“Looking for something?” I swerved to find Tanya staring me down hard from the doorway. These two are made for each other, I thought. She’d be no easier to cow than her husband. But I wasn’t leaving empty-handed.

“Actually, yes.” My fists were clenched, ready even for the worst. “I need to know…”

And then I saw it, right there, nailed to the wall behind her.

“Where on Earth did you get that wonderful calendar?”

“Oh, this?” She turned and examined it. That month’s picture was an infant Jesus, glowing like he had just polished off a bowl of uranium. “We got it through our church. I’m sure there are more, if you want one.”

A full week was covered in X’s: the week that Jessie was killed.

“Did you enjoy your vacation in” – I squinted – “Milwaukee?”

“Actually, Bill’s father passed away...”

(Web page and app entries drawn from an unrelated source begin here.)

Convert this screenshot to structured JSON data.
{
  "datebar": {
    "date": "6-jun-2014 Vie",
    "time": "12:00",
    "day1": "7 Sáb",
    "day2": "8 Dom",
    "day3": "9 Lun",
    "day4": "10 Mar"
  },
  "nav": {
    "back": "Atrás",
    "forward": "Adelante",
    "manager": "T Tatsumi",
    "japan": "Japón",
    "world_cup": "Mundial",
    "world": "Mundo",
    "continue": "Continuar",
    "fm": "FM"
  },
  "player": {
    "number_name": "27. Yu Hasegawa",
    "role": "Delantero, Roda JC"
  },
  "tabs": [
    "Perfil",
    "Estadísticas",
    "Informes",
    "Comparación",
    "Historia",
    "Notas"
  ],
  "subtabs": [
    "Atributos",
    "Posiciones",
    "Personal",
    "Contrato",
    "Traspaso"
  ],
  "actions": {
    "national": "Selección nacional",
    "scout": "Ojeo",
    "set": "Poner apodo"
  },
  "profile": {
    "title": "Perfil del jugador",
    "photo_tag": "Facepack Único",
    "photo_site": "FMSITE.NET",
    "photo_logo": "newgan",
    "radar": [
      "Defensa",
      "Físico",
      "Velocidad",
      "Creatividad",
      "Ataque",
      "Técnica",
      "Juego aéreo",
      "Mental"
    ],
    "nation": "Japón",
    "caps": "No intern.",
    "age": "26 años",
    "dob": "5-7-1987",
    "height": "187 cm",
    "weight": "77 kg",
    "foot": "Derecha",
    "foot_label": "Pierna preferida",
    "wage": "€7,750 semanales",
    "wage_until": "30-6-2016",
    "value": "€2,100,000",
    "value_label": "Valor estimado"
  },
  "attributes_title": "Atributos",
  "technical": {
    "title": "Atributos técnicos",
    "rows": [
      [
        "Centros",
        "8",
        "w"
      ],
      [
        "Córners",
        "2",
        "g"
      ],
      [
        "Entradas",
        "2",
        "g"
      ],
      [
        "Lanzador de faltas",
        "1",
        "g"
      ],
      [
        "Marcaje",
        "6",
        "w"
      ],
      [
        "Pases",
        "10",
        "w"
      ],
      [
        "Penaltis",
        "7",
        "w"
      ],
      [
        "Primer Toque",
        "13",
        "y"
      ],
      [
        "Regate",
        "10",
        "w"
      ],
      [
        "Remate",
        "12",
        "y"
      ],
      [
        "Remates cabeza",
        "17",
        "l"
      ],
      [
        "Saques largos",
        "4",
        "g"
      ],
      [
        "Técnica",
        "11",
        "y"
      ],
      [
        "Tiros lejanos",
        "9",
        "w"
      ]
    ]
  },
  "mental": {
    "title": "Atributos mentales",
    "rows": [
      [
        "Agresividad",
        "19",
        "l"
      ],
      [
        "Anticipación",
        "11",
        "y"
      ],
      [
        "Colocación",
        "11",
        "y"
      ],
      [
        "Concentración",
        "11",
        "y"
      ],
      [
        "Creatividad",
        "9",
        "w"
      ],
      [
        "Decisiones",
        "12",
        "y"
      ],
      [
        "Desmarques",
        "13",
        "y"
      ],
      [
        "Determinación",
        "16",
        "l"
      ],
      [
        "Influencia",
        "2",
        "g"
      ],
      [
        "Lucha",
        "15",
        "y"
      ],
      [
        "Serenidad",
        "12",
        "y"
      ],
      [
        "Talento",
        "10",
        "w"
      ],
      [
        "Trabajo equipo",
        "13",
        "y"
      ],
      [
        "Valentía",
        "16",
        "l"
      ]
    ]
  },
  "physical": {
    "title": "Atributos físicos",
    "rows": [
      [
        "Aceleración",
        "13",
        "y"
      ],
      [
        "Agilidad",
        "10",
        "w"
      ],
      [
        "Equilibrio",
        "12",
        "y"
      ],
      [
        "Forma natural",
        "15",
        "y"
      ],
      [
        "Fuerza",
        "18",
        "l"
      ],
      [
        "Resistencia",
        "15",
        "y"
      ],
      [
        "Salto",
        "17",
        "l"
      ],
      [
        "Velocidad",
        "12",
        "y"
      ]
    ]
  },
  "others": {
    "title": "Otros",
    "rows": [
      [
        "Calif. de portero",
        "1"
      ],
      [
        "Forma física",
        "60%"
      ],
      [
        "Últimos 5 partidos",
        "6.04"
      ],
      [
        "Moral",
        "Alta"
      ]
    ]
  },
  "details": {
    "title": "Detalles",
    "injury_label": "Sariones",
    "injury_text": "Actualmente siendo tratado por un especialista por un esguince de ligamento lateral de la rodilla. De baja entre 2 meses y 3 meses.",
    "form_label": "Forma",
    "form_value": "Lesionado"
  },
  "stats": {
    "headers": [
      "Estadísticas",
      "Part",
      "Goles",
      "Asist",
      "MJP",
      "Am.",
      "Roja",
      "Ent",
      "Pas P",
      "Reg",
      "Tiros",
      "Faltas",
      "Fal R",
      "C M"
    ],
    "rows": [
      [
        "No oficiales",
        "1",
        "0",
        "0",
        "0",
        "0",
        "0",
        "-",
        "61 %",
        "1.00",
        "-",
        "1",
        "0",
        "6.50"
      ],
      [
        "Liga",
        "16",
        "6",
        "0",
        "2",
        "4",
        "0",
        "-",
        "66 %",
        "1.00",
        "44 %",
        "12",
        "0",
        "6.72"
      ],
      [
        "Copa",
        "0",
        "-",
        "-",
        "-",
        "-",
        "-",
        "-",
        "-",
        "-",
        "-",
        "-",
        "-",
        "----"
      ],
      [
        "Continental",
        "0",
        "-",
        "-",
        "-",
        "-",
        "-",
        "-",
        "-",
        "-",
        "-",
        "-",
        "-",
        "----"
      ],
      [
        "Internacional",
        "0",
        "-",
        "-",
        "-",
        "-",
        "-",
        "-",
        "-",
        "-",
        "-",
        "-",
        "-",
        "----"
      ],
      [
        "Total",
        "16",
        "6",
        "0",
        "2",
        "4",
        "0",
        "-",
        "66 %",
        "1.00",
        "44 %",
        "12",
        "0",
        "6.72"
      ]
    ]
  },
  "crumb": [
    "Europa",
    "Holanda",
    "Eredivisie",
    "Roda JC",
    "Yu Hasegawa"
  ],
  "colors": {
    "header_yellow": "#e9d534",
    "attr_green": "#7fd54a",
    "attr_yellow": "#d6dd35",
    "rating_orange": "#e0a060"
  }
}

“I’m so sorry to hear that.”

I checked, Frank, I checked—though I looked a goddamn fool doing it. Bill’s dad was dead all right, and I was back to square one. Another of the neighbors? Or maybe…

Once more I scanned the photos from that day. What was odd about them? The water. It was high, right up to the edge. The ground at the base was sopping. I had imagined that in the struggle with the dog, water had spilled over. But so much was unlikely. I would’ve heard the fight that produced such a mess. It was more probable the tub had simply overflowed.

I sat down, suddenly feeling faint. The whole horrid scene had come to me at once: The dog lured in (hence the lack of barking), the water left to run, the tub’s cover closed like the lid of a coffin; and Jessie, still inside, bumping up against hard darkness, yelping sadly into plastic, then finally engulfed and forgotten.

I saw it all—and yet I saw nothing. Part of me still believed in you, Frank, believed you incapable of such an act. Well, I did some drowning, too, Frank. I drowned that part of me. It’s dead now. And it only took three martinis. Finishing the third, I picked up my pen and wrote:

Dog only goes in tub w/ family members:

If you’ve made it this far, Frank, congratulations. You’re stronger than I thought. But the words begin to swim, don’t they, Frank? And this paper—could you drop it even if you tried? That’ll be the paralysis setting in. Oh, I concede that drowning would have been more appropriate, but I’m afraid you must settle for tetrodotoxin—liver oil of pufferfish. Did your whiskey taste a trifle bitter this evening, Frank? Now you know why. Where you’re going, no dog will ever keep you up again.

And one more thing: don’t worry about Michelle, Frank. I told her we got a divorce. 

Matt Nestor is a recent graduate of Sarah Lawrence College. His writing has appeared in the Westchester Review and The Hypocrite Reader. He is currently looking for a publisher for his filthy tell-all non-fiction book, Operation: College; The Undercover Guide to American Campus Life.